Also, because oils can degrade over time, good manufacturers also print an expiration date on the label, Chesla says.
The results of these tests should be made available to you, either on the company’s website or sent to you if you phone and ask. Chesla recommends that you take the report to your doctor, who should recognize the chemical components. That way if there are any concerns with interactions with other medicines you might be taking, your doctor will be informed.
The Best Essential Oil Blends to Prevent UTIs
If you’re wondering how to use essential oils for UTIs, the best approach is to apply them to the areas of your body most affected, Chesla says.
People prone to recurrent UTIs can try to stave them off by applying a blend of oils to the skin of their lower abdomen and lower back, she says. You’ll want to mix the oils into a carrier oil before you do this.
The blend Chesla recommends are a few drops, in equal parts, of the essential oils cypress (Cupressus sempervirens), juniper berry (Juniperus communis), and cedarwood (Juniperus virginiana). The cypress and juniper berry help to move fluid through your system, while the cedarwood helps kill germs. Rub a small amount of the blend onto your lower abdomen and lower back twice each day, in the morning when you wake up and two hours before bed. (You don’t want fluid moving through you — making you need to pee — too close to bedtime.)
Aromatherapy When You’re Battling an Active UTI
If you have an active infection and are working with your physician to combat it, aromatherapy can assist these medical efforts, Chesla says.
You can continue using the same blend as you use for prevention, but add a few extra drops of cedarwood.
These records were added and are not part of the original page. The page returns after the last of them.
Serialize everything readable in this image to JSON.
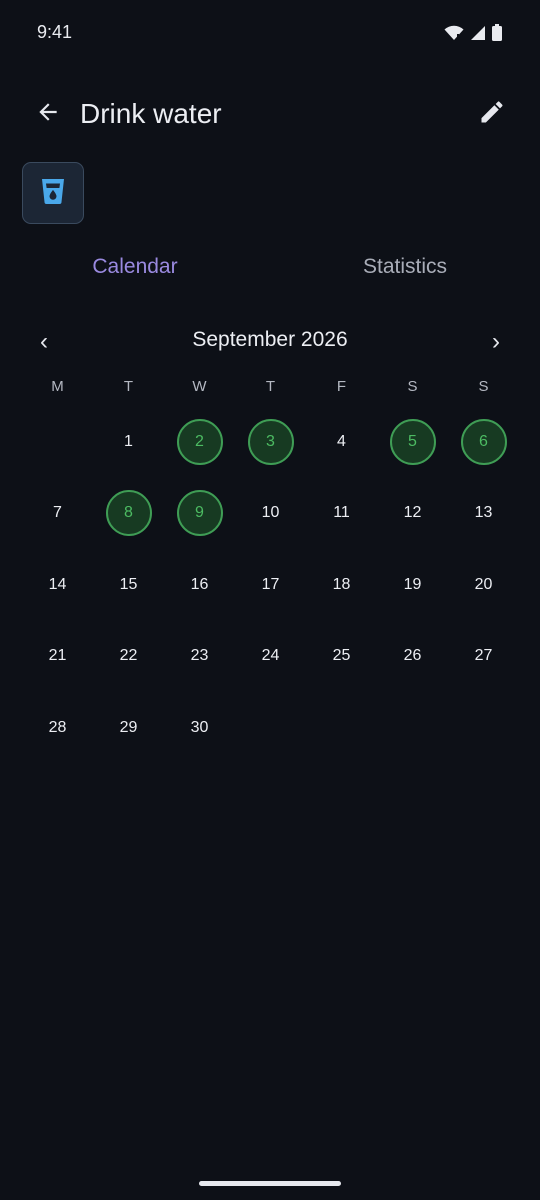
{
  "status_bar": {
    "time": "9:41"
  },
  "header": {
    "title": "Drink water"
  },
  "tabs": [
    {
      "label": "Calendar",
      "active": true
    },
    {
      "label": "Statistics",
      "active": false
    }
  ],
  "calendar": {
    "month_label": "September 2026",
    "prev_symbol": "‹",
    "next_symbol": "›",
    "weekdays": [
      "M",
      "T",
      "W",
      "T",
      "F",
      "S",
      "S"
    ],
    "leading_blanks": 1,
    "days_in_month": 30,
    "completed_days": [
      2,
      3,
      5,
      6,
      8,
      9
    ]
  },
  "colors": {
    "accent": "#9a8ae0",
    "completed_ring": "#3f9d55",
    "completed_text": "#4cbb62",
    "icon_blue": "#4aa8ea"
  },
  "icons": {
    "back": "arrow-left-icon",
    "edit": "pencil-icon",
    "habit": "water-glass-icon"
  }
}
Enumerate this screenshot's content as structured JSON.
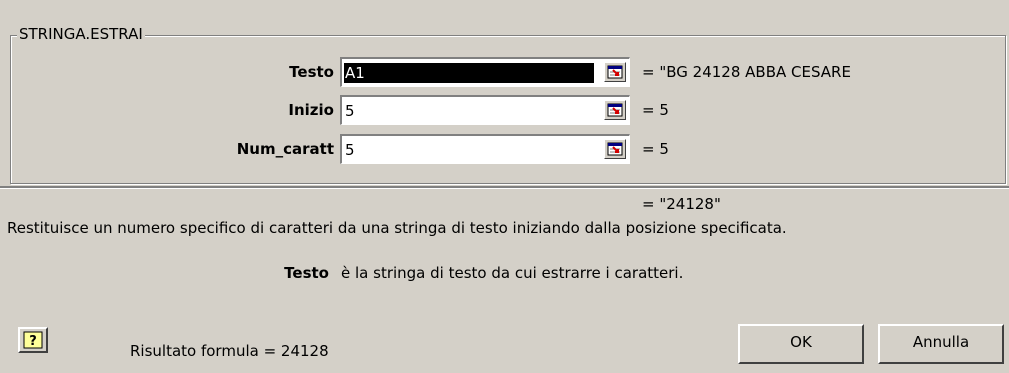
{
  "function_name": "STRINGA.ESTRAI",
  "arguments": [
    {
      "label": "Testo",
      "value": "A1",
      "selected": true,
      "result": "= \"BG  24128  ABBA CESARE"
    },
    {
      "label": "Inizio",
      "value": "5",
      "selected": false,
      "result": "= 5"
    },
    {
      "label": "Num_caratt",
      "value": "5",
      "selected": false,
      "result": "= 5"
    }
  ],
  "formula_result": "= \"24128\"",
  "description": "Restituisce un numero specifico di caratteri da una stringa di testo iniziando dalla posizione specificata.",
  "help_arg": {
    "name": "Testo",
    "text": "è la stringa di testo da cui estrarre i caratteri."
  },
  "formula_summary": "Risultato formula = 24128",
  "buttons": {
    "ok": "OK",
    "cancel": "Annulla"
  },
  "colors": {
    "dialog_bg": "#d4d0c8",
    "input_bg": "#ffffff",
    "selection_bg": "#000000"
  },
  "icons": {
    "help": "help-question-icon",
    "collapse": "collapse-dialog-icon"
  }
}
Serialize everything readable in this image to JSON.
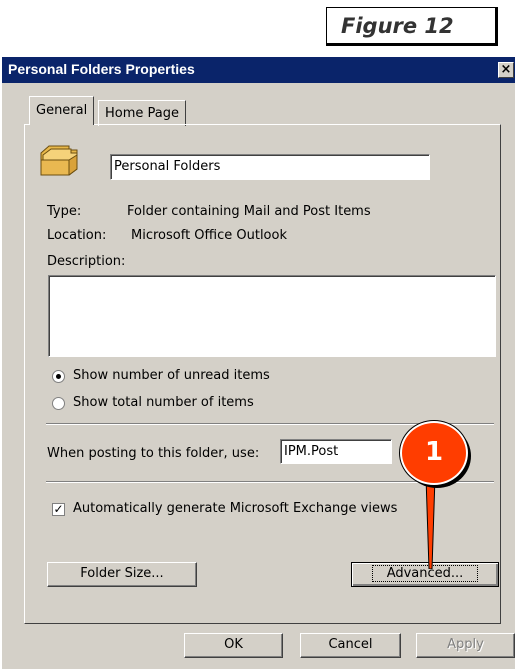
{
  "figure_caption": "Figure 12",
  "dialog": {
    "title": "Personal Folders Properties",
    "close_glyph": "×",
    "tabs": [
      {
        "label": "General",
        "active": true
      },
      {
        "label": "Home Page",
        "active": false
      }
    ],
    "name_value": "Personal Folders",
    "type_label": "Type:",
    "type_value": "Folder containing Mail and Post Items",
    "location_label": "Location:",
    "location_value": "Microsoft Office Outlook",
    "description_label": "Description:",
    "description_value": "",
    "radio_unread_label": "Show number of unread items",
    "radio_total_label": "Show total number of items",
    "selected_radio": "unread",
    "posting_label": "When posting to this folder, use:",
    "posting_value": "IPM.Post",
    "auto_views_label": "Automatically generate Microsoft Exchange views",
    "auto_views_checked": true,
    "folder_size_button": "Folder Size...",
    "advanced_button": "Advanced...",
    "ok_button": "OK",
    "cancel_button": "Cancel",
    "apply_button": "Apply"
  },
  "callout": {
    "number": "1",
    "color": "#ff3d00"
  },
  "colors": {
    "titlebar": "#0a246a",
    "dialog_face": "#d4d0c8"
  }
}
Tea tree oil (Melaleuca) can also battle bacteria, so you can substitute this for the cedarwood if you desire. You’ll need to source this oil extremely carefully, though, because so much of what is sold as tea tree oil is actually synthetic, Chesla says.
Chesla also recommends supporting your painful abdomen by massing it with a blend of equal parts clary sage (Salvia sclarea), geranium (Pelargonium graveolens), and lavender (Lavandula angustifolia), again mixed into a carrier oil. Clary sage can have anti-spasmodic effects, while the others are said to induce calm.
Lowering Stress Can Help With UTIs
Stress plays a role in so many of our bodily conditions, so it’s not surprising it may be involved with recurrent UTIs. A review published in February 2017 in Current Opinion in Urology points to this potential link between emotional stress and bladder symptom.
Here, too, aromatherapy may help, because soothing scents can calm the stress response down, Clesla says. Good oils for de-stressing include lavender, sandalwood, and vetiver, alone or in combination.
Find an Aromatherapy Practitioner
You can locate a certified aromatherapist near you on the websites of two national organizations, the National Association for Holistic Aromatherapy and the Alliance of International Aromatherapists.
Or you can buy oils directly from an online company or from a store that sells quality brands. Be sure to buy only from companies that carefully source and test their products.